Japan has not been a source of much hope for those in the financial markets in recent years, but equity analysts and investors are starting to become more bullish on the country. It may be too early to break out the champagne, but ECM bankers look set for a good year in a country that rarely offers much in the way of dealflow.
Japan has long been regarded as a basket case among world economies, its aging population and anaemic growth inspiring little appetite from foreign investors and scant business for foreign bankers. But while the countrys long-lasting problems have not gone away, its new prime minister has managed to sprinkle a bit of magic dust that could conjure up a boon for ECM bankers this year.
Shinzo Abes election has, despite our scepticism at the time, lifted confidence. The Nikkei 225 is up around 3% this year following a jump in December after the election and Patrick Moonen, senior equity strategist at ING Investment, thinks it could go a lot further still. He predicts a big rise in Japanese equity prices if Abe pushes forward with his policies, and after the Bank of Japan committed to a 2% inflation target this week, it is clear that his premiership is already bearing fruit.
It is not just politics that should inspire ECM bankers. Aozora Bank raised ¥146.1bn ($1.653bn)last week, and after a ¥663.25bn listing from Japan Airlines late last year, it is clear that the countrys equity market is open for business. Bankers expect a big book of convertible bonds from the country this year, and after ABC-Marts ¥33bn Euroyen deal closed successfully last week, it is hard not to be bullish about the country.
There is a risk, of course, that such confidence is simply an example of an availability bias: putting too much emphasis on recent, and eye-catching, events when looking ahead. Just as those who see a plane smash into the ground on the television news may become irrationally scared of flying, those who see an airline smash records with its IPO may become irrationally bullish about the market.
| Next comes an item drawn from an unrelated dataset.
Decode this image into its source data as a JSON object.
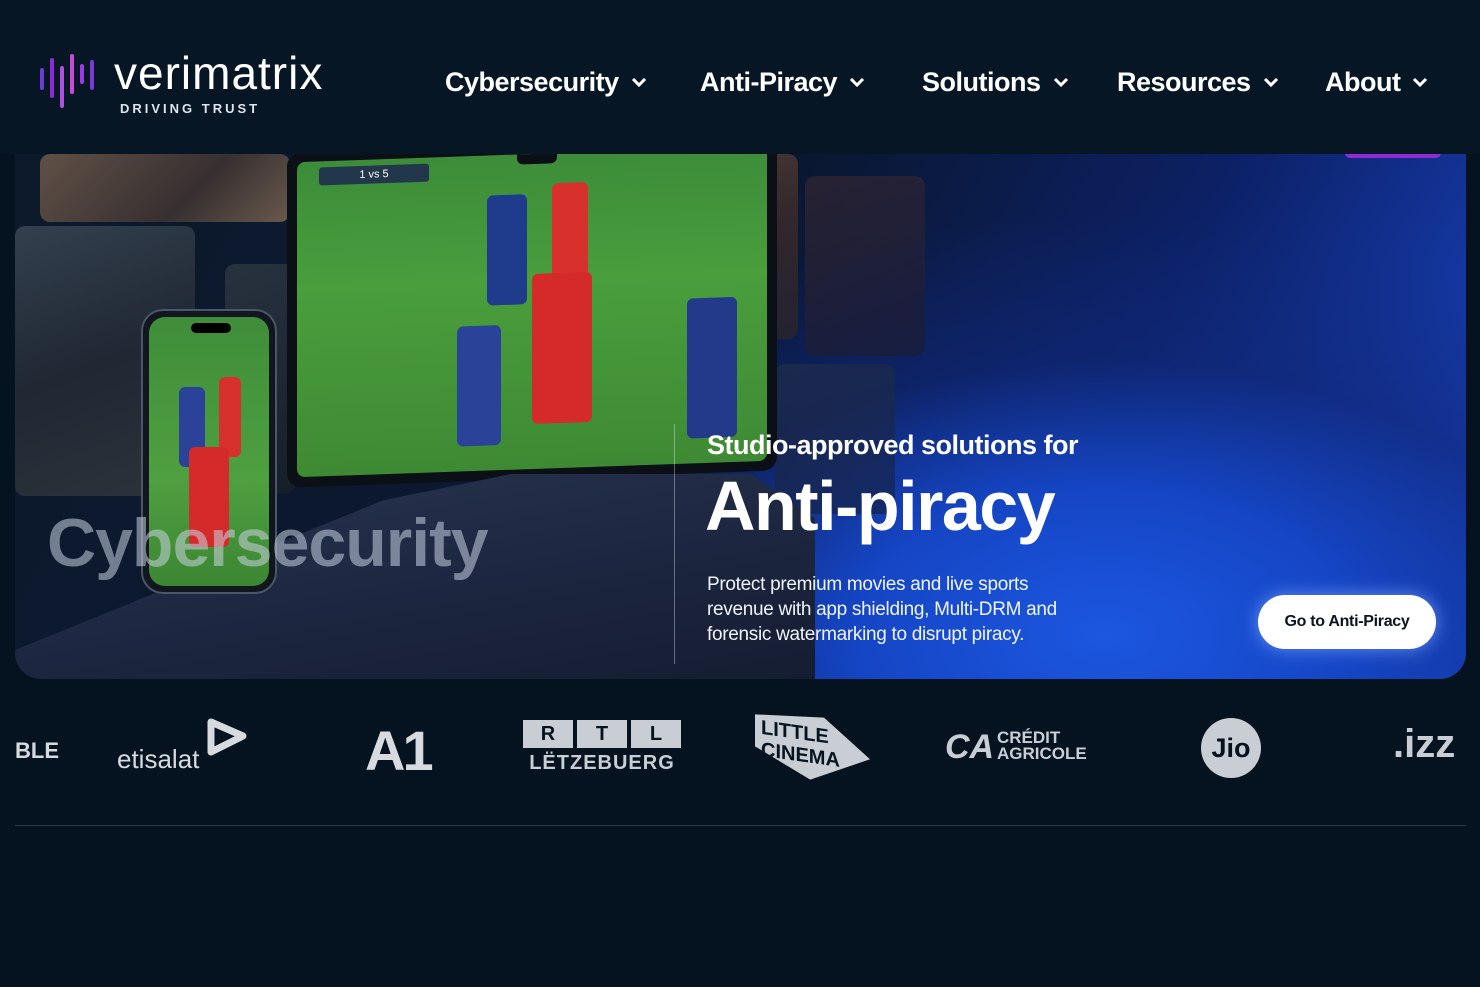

But there are good reasons to be optimistic. For one thing, market decisions are not freak occurrences. The probability of another plane crash is not, all things being equal, increased by the severity of the previous crash. But an eye-catching deal can prove the strength of demand in a market, making issuers more likely to push ahead with deals and investors hungrier for risk.
The success of Aozora Banks recent listing, and last years jumbo deal for Japan Airlines, do have a real effect on the market.
Only way is up
There is also a sense that things can only get better. Bankers admit that the Japanese market is unlikely to be too bad for them this year, simply because it was so lacklustre last year. This argument is not borne out by pure volume data, but it is easy to see the motivation behind it.
Japanese companies raised $12.1bn from listings on the Tokyo stock exchange in 2012, according to Dealogic. That was a jump of more than 637% from the year before, an incredible growth.
So why the cynicism?
One reason is that demand for the JAL deal was overwhelmingly retail, which makes some bankers feel it does not really count. Since the airline offered flight vouchers to investors that held their stock for more than a year on option not really available to other issuers the critics might have a point.
The biggest reason, however, is the amount of time Japanese ECM bankers spent watching and waiting last year. Even with the huge growth in volumes, they still only managed to close 12 deals. That appears to have become a psychological barrier for local bankers as they have closed exactly that number of listings in each of the last three years.
Unless bankers can pull off a few more jumbo deals something that not only seems unlikely, but is also a poor thing to rely on they are going to have to pick up the pace.
It is clear that things have not improved much for ECM bankers just because a few big deals have gone successfully. They still need to generate a lot more business from their clients in the country, and hope that aggressive monetary stimulus leads to plenty more companies wanting to list. But things are starting to look better; investors can stop worrying about crashes and get ready for take-off.